I’ve really got into combining sweet and savoury flavours recently, and I thought I’d use these as a basis for creating a dish for Meat-free Monday. This is a Moroccan-inspired bean stew, healthy, tasty and incredibly simple to prepare. I made sure to make plenty so there was enough left for lunch the next day. I really wanted to try making flat breads but ran out of time, so I served the stew with toasted wholemeal pittas and a yogurt dip.

You will need
400g (dry weight) of mixed beans and pulses (I used chick peas, kidney and flageolet beans)
400g of good quality chopped tinned tomatoes (+ half a tin of water)
½ tsp cumin
½ tsp cinnamon
½ tsp dried chilli flakes (or fresh chilli if you prefer)
½ tsp paprika
A handful of sultanas
1 handful of dried chopped apricots
½ tsp ground coriander
½ tsp dried powered ginger
1 tsp tomato puree
1 onion, chopped
2 cloves of garlic, crushed
1 generous glug of olive oil
1 carrot, peeled and chopped
Salt and pepper to taste

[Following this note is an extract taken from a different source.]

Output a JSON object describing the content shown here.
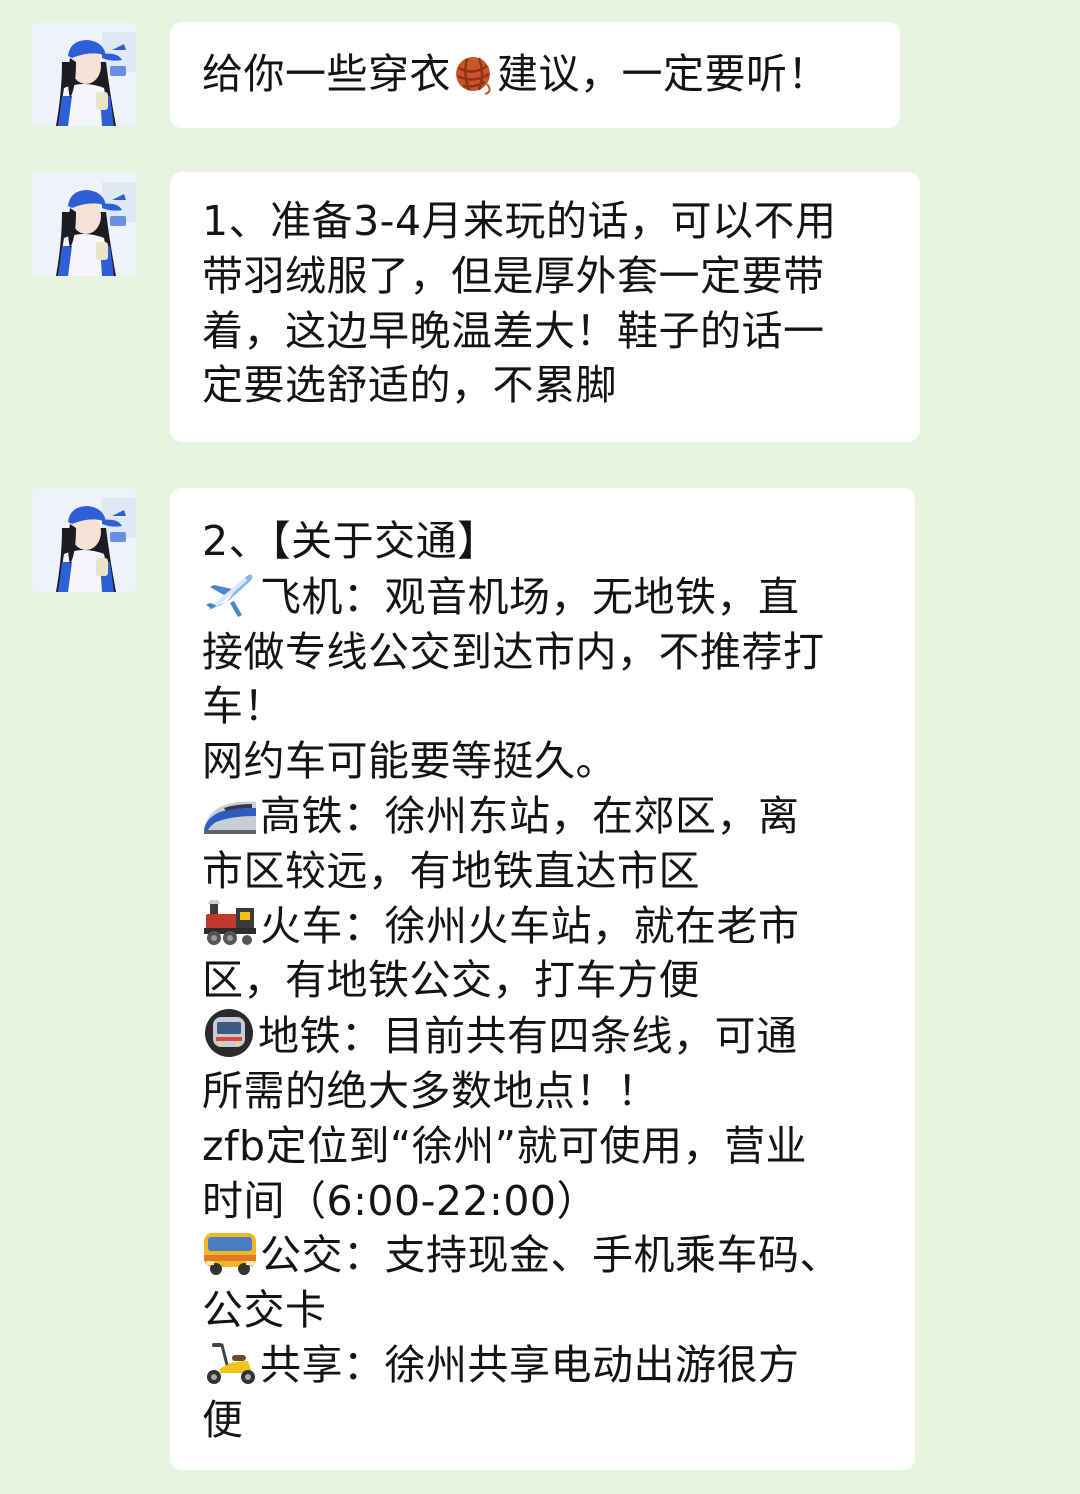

1.)Heat the oil in a large pan. Add your onion and allow to soften before adding your garlic, carrots, cumin, ginger, paprika, cinnamon, chilli and coriander. Cook for about 3 minutes.
2.)Add your beans, tomatoes, tomato puree, sultanas, apricots and half a tin of fresh water. Stir gently to combine all the ingredients together. 
3.)Leave on a gentle simmer, stirring occasionally, for about 30 mins to allow the stew to cook down.

Spicy sweet potato soup

I know my last post was a soup recipe, but the weather has been so ridiculously cold and snowy here in Sussex this week that I’ve been eating little else. Knowing that I’ve got a warm and satisfying lunch to look forward to is about the only thing that makes braving the arctic temperatures in the morning bearable.

I think this has to be one of the simplest soups I’ve ever made: quick to prepare, healthy and a really short list of ingredients. My kind of recipe.

You will need
A glug of olive oil
1 onion, chopped 
½ teaspoon of dried chill flakes or ½ fresh red chilli, deseeded.
1 tsp ground coriander
2 garlic cloves, crushed and sliced
750g sweet potatoes, peeled and cut into medium chunks
1 pint of warm vegetable stock
Salt and pepper to taste.

1.) Warm the oil in a large pan, add your onions, garlic, chilli flakes and ground coriander and cook until soft.
2.) When your onions have softened, add your sweet potato and mix it in with the other ingredients. Leave it to cook in the pan for a few minutes, stirring occasionally.
3.) Pour your warmed stock over the mixture, bring to the boil and then turn down to simmer for about 10/15 mins, or until the sweet potatoes soften.
4.) Blend your soup until smooth. Serve with fresh crusty bread (this soda bread is ideal). If you find the soup too spicy then add a dollop of crème fraiche.

All images © Heather Wilkinson 2012